Academic journal article Denver Journal of International Law and Policy

How to Value Environmental and Non-Market Goods: A Guide for Legal Professionals

Academic journal article Denver Journal of International Law and Policy

How to Value Environmental and Non-Market Goods: A Guide for Legal Professionals

Article excerpt

Putting a price on environmental goods may seem impossible. Without a market, how does anyone determine the value of a good? Complicating matters, some environmental "non-market" goods such as pristine wilderness or endangered species may at first seem "priceless." Nevertheless, people will have conflicts that involve environmental goods without markets. Imputing no value at all for environmental goods or declaring them priceless does not allow for negotiation. However, valuing environmental goods is routine for environmental economists, who are equipped with a "toolbox" of valuation and statistical approaches. While damage compensation awards often reflect loss of use, for legal purposes, a complete economic valuation may also include a good's "indirect use," "nonuse," and "existence" values.

This article serves to inform legal professionals about methods that can be used to value the environment, including non-market goods. An in-depth discussion about how to use "stated preference" valuation methodology, is also provided. The take-home message is that accounting stance (that is, who is viewing the problem) matters. For full accounting of an environmental or nonmarket good, both use and non-use values should be considered. However, each case is different, and it is up to the legal professional to decide what additions and subtractions to make to the ledger and to which side the adjustment should be made.

Use, Nonuse, and Option Values

Environmental goods consist of "use" and "nonuse" values. There are a variety of different methods that can be used to measure each of these dimensions. General examples are provided in Figure 1. Figure 1 is further described in the text that follows, and the concepts described in Figure 1 are provided in a threaded example using petroleum.

Figure 1. Use Values and Nonuse Values.

Use Values

Direct Use

Consumptive
  Petroleum extraction
  Harvesting plants

Indirect Use
Carbon sequestration
Clean air
Clean water

Non-consumptive uses
Wildlife viewing
Passive recreation

Nonuse Values

Option Values

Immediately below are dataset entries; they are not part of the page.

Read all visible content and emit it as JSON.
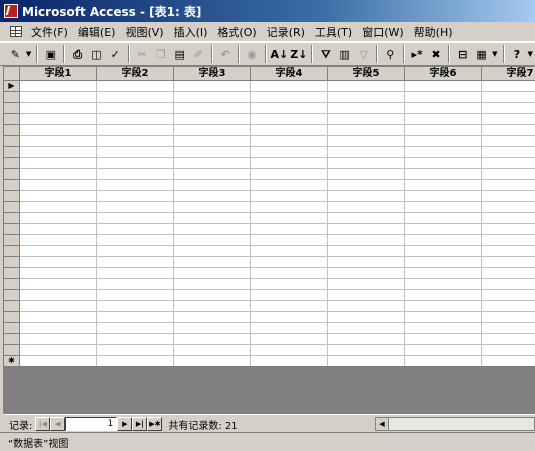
{
  "window": {
    "title": "Microsoft Access - [表1: 表]"
  },
  "menubar": {
    "items": [
      "文件(F)",
      "编辑(E)",
      "视图(V)",
      "插入(I)",
      "格式(O)",
      "记录(R)",
      "工具(T)",
      "窗口(W)",
      "帮助(H)"
    ]
  },
  "toolbar": {
    "buttons": [
      {
        "icon": "view-design-icon",
        "glyph": "✎",
        "enabled": true,
        "drop": true
      },
      {
        "sep": true
      },
      {
        "icon": "save-icon",
        "glyph": "▣",
        "enabled": true
      },
      {
        "sep": true
      },
      {
        "icon": "print-icon",
        "glyph": "⎙",
        "enabled": true
      },
      {
        "icon": "print-preview-icon",
        "glyph": "◫",
        "enabled": true
      },
      {
        "icon": "spelling-icon",
        "glyph": "✓",
        "enabled": true
      },
      {
        "sep": true
      },
      {
        "icon": "cut-icon",
        "glyph": "✂",
        "enabled": false
      },
      {
        "icon": "copy-icon",
        "glyph": "❐",
        "enabled": false
      },
      {
        "icon": "paste-icon",
        "glyph": "▤",
        "enabled": true
      },
      {
        "icon": "format-painter-icon",
        "glyph": "✐",
        "enabled": false
      },
      {
        "sep": true
      },
      {
        "icon": "undo-icon",
        "glyph": "↶",
        "enabled": false
      },
      {
        "sep": true
      },
      {
        "icon": "insert-hyperlink-icon",
        "glyph": "◉",
        "enabled": false
      },
      {
        "sep": true
      },
      {
        "icon": "sort-ascending-icon",
        "glyph": "A↓",
        "enabled": true
      },
      {
        "icon": "sort-descending-icon",
        "glyph": "Z↓",
        "enabled": true
      },
      {
        "sep": true
      },
      {
        "icon": "filter-by-selection-icon",
        "glyph": "⛛",
        "enabled": true
      },
      {
        "icon": "filter-by-form-icon",
        "glyph": "▥",
        "enabled": true
      },
      {
        "icon": "apply-filter-icon",
        "glyph": "▽",
        "enabled": false
      },
      {
        "sep": true
      },
      {
        "icon": "find-icon",
        "glyph": "⚲",
        "enabled": true
      },
      {
        "sep": true
      },
      {
        "icon": "new-record-icon",
        "glyph": "▸*",
        "enabled": true
      },
      {
        "icon": "delete-record-icon",
        "glyph": "✖",
        "enabled": true
      },
      {
        "sep": true
      },
      {
        "icon": "database-window-icon",
        "glyph": "⊟",
        "enabled": true
      },
      {
        "icon": "new-object-icon",
        "glyph": "▦",
        "enabled": true,
        "drop": true
      },
      {
        "sep": true
      },
      {
        "icon": "help-icon",
        "glyph": "?",
        "enabled": true,
        "drop": true
      }
    ]
  },
  "datasheet": {
    "columns": [
      "字段1",
      "字段2",
      "字段3",
      "字段4",
      "字段5",
      "字段6",
      "字段7"
    ],
    "blank_rows": 26,
    "current_row_marker": "▶",
    "new_row_marker": "✱"
  },
  "navigator": {
    "label": "记录:",
    "current_record": "1",
    "record_count_text": "共有记录数: 21"
  },
  "statusbar": {
    "text": "“数据表”视图"
  }
}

Conservation of
topsoil
Grasslands
preservation
Petroleum reserves
Future recreation

Existence Values
Natural areas (intrinsic value)
Pristine wilderness
Natural wetlands

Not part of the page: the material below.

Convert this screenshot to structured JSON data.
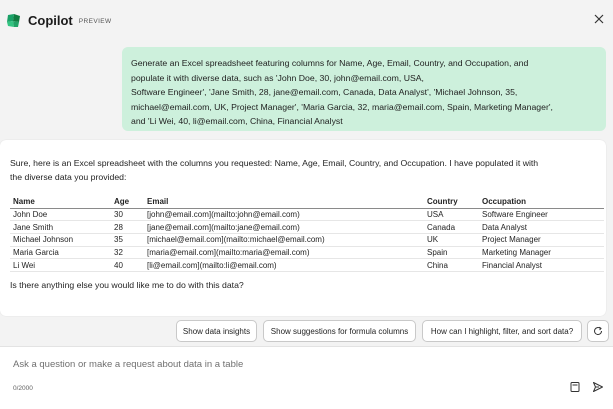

Bequest Value
Passing a resource to future
generations

Use Values

Use values reflect the most intuitive measure of an environmental good. As shown in Figure 1, the use dimension is divided into two classes: direct use and indirect use. It is critical to recognize that environmental economists use the terms direct and indirect slightly differently when they are dealing with an ecosystem, rather than a regional or national economy. (1) This article refers to "use value" the way it is presented in Figure 1, and in a manner that is consistent with the environmental economics literature.

Direct use in environmental economics occurs when humans utilize a resource. Direct use can be either consumptive or non-consumptive. Economists value direct uses when raw materials are extracted, developed, or cultivated for human ends. (2) Use value is measured as the quantity of the good produced multiplied by the price of the good. (3) A simple example is a forest, where the value of the property is reflected in the number of trees that are harvested multiplied by the price per tree. Determining a good's direct use value is relatively straight forward when there are prices and quantities that are associated with the resource.

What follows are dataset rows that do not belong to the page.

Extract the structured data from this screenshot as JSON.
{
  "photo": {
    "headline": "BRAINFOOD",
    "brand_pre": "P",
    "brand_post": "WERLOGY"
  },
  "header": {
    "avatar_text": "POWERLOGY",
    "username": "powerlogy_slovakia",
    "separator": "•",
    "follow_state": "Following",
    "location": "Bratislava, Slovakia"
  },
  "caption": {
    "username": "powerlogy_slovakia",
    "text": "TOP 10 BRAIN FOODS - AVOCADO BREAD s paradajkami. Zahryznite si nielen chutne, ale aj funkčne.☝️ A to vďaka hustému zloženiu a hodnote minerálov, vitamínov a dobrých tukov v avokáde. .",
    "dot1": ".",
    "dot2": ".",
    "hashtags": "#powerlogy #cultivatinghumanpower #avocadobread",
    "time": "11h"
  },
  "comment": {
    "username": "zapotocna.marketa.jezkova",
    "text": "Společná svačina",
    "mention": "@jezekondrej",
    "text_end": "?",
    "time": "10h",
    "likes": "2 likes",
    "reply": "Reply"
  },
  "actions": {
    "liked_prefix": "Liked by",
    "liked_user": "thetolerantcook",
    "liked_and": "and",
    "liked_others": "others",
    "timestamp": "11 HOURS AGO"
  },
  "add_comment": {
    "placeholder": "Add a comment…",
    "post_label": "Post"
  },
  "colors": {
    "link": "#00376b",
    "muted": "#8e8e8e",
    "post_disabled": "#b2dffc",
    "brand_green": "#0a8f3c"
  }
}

The concept of direct use should be relatively intuitive to legal practitioners, who often use this method to determine lost income or wages in damage claims. In the BP oil leak in the Gulf of Mexico, environmental damages could be calculated by lost revenues to BP, whose commodity skimmed the Gulf's shores rather than filling fuel tanks. Likewise, lost income to shrimpers who are no longer able to catch shrimp could also be calculated as damages. …

Search by... Author
Show... All Results Primary Sources Peer-reviewed

Oops!

An unknown error has occurred. Please click the button below to reload the page. If the problem persists, please try again in a little while.